With its vast untapped resources, there is a lot of focus on the growth that Africa is currently making. Our potential as a continent is a living, growing force that is difficult to ignore.
What we cannot afford to ignore though is the work that needs to be done to turn this potential into success. We must start driving practical solutions to some of the more pressing challenges that have already had a hold on Africa for too long.
Unemployment needs to be first on the list. Looking at a sample of unemployment statistics from across Africa, it’s clear we have a long way to go.
In Kenya, the rate of unemployment recently hit a new high of 39.1%, according to the UN Human Development Index 2017. Meanwhile, Ghana’s graduate unemployment rate is also exceptionally high – the World Bank’s latest report on jobs in Ghana estimates that 48% of 15 to 24-year old young people are unemployed. The current outlook in Uganda is also extremely troubling with 58% of the people aged between 14 and 64 being unemployed, according to the results of a National Housing and Population census conducted by the Ugandan Bureau of Statistics.
The power of entrepreneurship

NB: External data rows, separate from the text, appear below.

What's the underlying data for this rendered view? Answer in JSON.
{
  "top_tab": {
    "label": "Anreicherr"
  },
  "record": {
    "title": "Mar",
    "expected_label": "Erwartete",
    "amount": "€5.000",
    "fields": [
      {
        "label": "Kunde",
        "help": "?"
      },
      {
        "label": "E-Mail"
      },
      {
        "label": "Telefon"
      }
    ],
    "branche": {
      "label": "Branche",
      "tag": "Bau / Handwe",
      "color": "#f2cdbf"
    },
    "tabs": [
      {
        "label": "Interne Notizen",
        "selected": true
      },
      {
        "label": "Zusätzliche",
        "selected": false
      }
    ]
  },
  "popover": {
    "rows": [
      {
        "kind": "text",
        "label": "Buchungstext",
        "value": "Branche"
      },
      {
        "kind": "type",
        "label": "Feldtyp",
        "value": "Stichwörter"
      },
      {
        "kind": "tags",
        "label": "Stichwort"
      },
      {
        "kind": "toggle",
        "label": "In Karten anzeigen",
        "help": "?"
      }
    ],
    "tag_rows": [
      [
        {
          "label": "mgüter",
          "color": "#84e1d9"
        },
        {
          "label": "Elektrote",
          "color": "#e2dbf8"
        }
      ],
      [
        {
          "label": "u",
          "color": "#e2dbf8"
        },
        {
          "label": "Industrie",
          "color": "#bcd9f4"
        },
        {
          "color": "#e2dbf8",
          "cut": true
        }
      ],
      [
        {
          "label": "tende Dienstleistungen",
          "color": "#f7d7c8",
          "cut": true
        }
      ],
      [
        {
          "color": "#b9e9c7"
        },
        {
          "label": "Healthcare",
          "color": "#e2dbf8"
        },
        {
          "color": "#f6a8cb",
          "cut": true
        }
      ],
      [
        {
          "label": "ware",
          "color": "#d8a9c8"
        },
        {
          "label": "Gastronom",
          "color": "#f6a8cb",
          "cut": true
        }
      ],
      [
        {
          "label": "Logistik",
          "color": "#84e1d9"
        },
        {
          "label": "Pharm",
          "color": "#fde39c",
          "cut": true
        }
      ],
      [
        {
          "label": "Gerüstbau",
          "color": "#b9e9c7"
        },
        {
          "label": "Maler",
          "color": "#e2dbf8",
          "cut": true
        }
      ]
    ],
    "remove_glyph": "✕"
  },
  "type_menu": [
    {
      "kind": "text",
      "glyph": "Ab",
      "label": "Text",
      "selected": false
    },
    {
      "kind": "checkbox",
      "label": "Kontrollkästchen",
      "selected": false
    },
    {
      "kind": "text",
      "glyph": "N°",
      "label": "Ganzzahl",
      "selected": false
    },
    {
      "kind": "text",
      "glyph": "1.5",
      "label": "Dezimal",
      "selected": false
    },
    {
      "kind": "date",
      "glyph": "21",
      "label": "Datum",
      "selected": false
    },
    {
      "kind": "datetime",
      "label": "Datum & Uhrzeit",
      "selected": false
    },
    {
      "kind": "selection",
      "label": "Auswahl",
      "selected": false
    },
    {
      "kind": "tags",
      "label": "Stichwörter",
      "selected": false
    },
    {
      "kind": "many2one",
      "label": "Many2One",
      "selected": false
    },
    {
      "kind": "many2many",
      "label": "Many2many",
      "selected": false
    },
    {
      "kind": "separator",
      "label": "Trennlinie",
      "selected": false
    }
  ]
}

But the good news is that Africa is alive with entrepreneurial potential. The Global Entrepreneurship Monitor (GEM) provides a positive look at the total early-stage entrepreneurial activity (TEA) rate in a number of African countries. The TEA rate essentially measures the percentage of the population who are either nascent entrepreneurs or owner-managers of a new business. In Uganda this sits at 35.5% and in Ghana at 25.8%.
There is little doubt that through the support of entrepreneurs, we can have a positive effect on unemployment and working poverty rates. The EY Global Job Creation and Youth Entrepreneurship Survey 2015 revealed that 47% of entrepreneurs have plans to increase the size of their workforce – compared to just 29% of larger corporations.
But despite this, the job creation expectation rate for many countries in Africa still remains quite low – in Ghana it is currently at 8.5% and in Uganda at 6.2%, according to GEM.
In light of this, we need to start questioning whether potential business owners are being equipped with the skills they need to achieve true business growth – the kind of growth that will start having a positive impact on the economic outlook for our continent.
And perhaps (even more importantly) is the question regarding whether we are equipping our children to create job opportunities or simply to build careers.
If we are going to achieve the level of impact we seek, we need to think bigger than just the funding of small businesses and focus on creating a true culture of entrepreneurship.
Recently, one of Samsung’s Female Academy students in Ghana spoke about her own hopes to one day run a business. Comfort Pokua was raised by her grandmother after her parents passed away. Because she didn’t have the money for secondary education, the academy was instrumental in opening new doors for the aspiring entrepreneur.
On her journey, she says that she has learnt a lot about customer service and how to install and reassemble Samsung products. But most importantly, Comfort feels that she now has the skills needed to one day run her own company.
It’s because of Samsung’s desire to create more stories like this one that the company has implemented similar initiatives across Africa. From Nigeria to Ethiopia, Ghana and South Africa, Samsung’s Engineering Academies and Technical Programmes are helping to develop young talent into skilled professionals and future business leaders.
The culture of entrepreneurship can become more vibrant if it is inculcated among pupils in primary schools even as they pursue excellence in their academic studies.